For it to work properly, the process and procedure should draw from many resources within the company. Legal, financial, product marketing — each department has to be involved in this program so that each department knows what is going on and to make sure you are not exposing the company. Once you’ve explored that process or procedure, the next step is to look at transferring the risk via an insurance policy.

There are several policies companies can look into, including infringement abatement coverage, patent defense-only policies, patent infringement cost reimbursements and standalone IP policies. It’s a rapidly growing section of the insurance marketplace. The terms and conditions of these policies are constantly evolving to adapt to the changes.

Why is it important to involve each department in the process, and how should they work together?

If you want to utilize third-party information, you are going to need to have your legal department vet that information. Typically, it is going to verify whether that information is still copyrighted or still patented.

Then you have your marketing department, which is creating whatever marketing strategy and platform it is going to implement. It will utilize the information the researchers found. And the financial department should be involved, because of the cost associated with everything.

Without those departments talking to one another, you could have the marketing department utilizing information that the legal department has found out is still copyrighted — information that the company hasn’t received permission to use. If you find out you have to pull an entire marketing program because you didn’t do a proper background check at stage one to find out if that information was protected, it becomes a pretty costly endeavor.

What types of information need to be checked to avoid third-party infringement lawsuits?

The easiest example scenario to consider would be an image or symbol that is patented. If you want to use the Nike Swoosh, for example, in your marketing materials, but you didn’t receive permission from Nike, you would be slapped with an infringement claim immediately.

Obviously everyone knows that symbol is copyrighted, but there are tons of symbols and acronyms out there that people have patented and utilized in their own materials. If someone else sees one of those patented items and just says, ‘I like that idea,’ and uses it without doing the research to find out that it is a protected symbol, you have a lawsuit on your hands.

What can companies do to ensure they aren’t liable for third-party IP lawsuits?

If you consider social media exposure, you want to make sure you have strong policies in place to limit or discourage the use of social media websites from company computers. The Facebook issue is a perfect example. Employees are posting information all the time on that site: images, links, etc. It’s a huge third-party exposure, but you can avoid it by creating a policy or procedure that doesn’t allow people to log on to social media sites from a company computer.

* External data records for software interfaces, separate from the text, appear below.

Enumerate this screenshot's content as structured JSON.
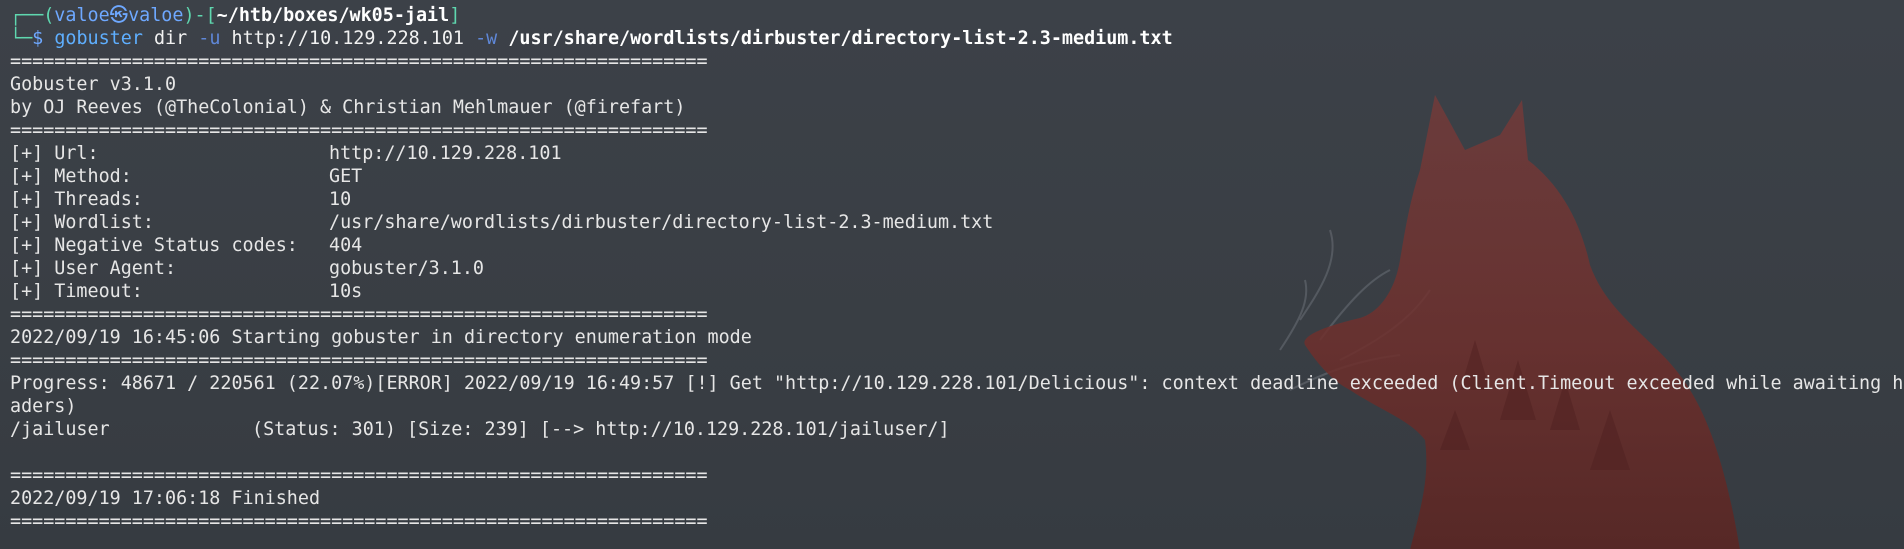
{
  "prompt": {
    "box_top": "┌──(",
    "user": "valoe",
    "at_symbol": "㉿",
    "host": "valoe",
    "sep": ")-[",
    "path": "~/htb/boxes/wk05-jail",
    "close": "]",
    "box_bottom": "└─",
    "dollar": "$ "
  },
  "command": {
    "name": "gobuster",
    "sub": " dir ",
    "flag_u": "-u",
    "url": " http://10.129.228.101 ",
    "flag_w": "-w",
    "wordlist": " /usr/share/wordlists/dirbuster/directory-list-2.3-medium.txt"
  },
  "output": {
    "rule": "===============================================================",
    "version": "Gobuster v3.1.0",
    "authors": "by OJ Reeves (@TheColonial) & Christian Mehlmauer (@firefart)",
    "params": [
      {
        "label": "[+] Url:",
        "value": "http://10.129.228.101"
      },
      {
        "label": "[+] Method:",
        "value": "GET"
      },
      {
        "label": "[+] Threads:",
        "value": "10"
      },
      {
        "label": "[+] Wordlist:",
        "value": "/usr/share/wordlists/dirbuster/directory-list-2.3-medium.txt"
      },
      {
        "label": "[+] Negative Status codes:",
        "value": "404"
      },
      {
        "label": "[+] User Agent:",
        "value": "gobuster/3.1.0"
      },
      {
        "label": "[+] Timeout:",
        "value": "10s"
      }
    ],
    "start": "2022/09/19 16:45:06 Starting gobuster in directory enumeration mode",
    "progress_line_1": "Progress: 48671 / 220561 (22.07%)[ERROR] 2022/09/19 16:49:57 [!] Get \"http://10.129.228.101/Delicious\": context deadline exceeded (Client.Timeout exceeded while awaiting he",
    "progress_line_2": "aders)",
    "result": {
      "path": "/jailuser",
      "status": "(Status: 301)",
      "rest": "[Size: 239] [--> http://10.129.228.101/jailuser/]"
    },
    "finished": "2022/09/19 17:06:18 Finished"
  },
  "colors": {
    "background": "#3a3f45",
    "prompt_green": "#5fd7af",
    "prompt_blue": "#6ea8ff",
    "command_blue": "#5fafff",
    "text": "#e6e6e6",
    "wallpaper_fox": "#8a3a36"
  },
  "wallpaper": {
    "icon": "fox-silhouette-icon"
  }
}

Most people now have phones with Internet capabilities, so they can use their phone rather than using the company’s property. A strong Internet policy certainly helps a company reduce its exposure.

Companies need to train their employees about this exposure and constantly recertify that training. Someone could publish information without realizing that information is copyrighted and still within its protective period, so there needs to be research done to make sure that the data being published have been properly vetted.

Shane Moran is a vice president with ECBM Insurance Brokers and Consultants. Reach him at (610) 668-7100, ext. 1237, or smoran@ecbm.com.

Published in Philadelphia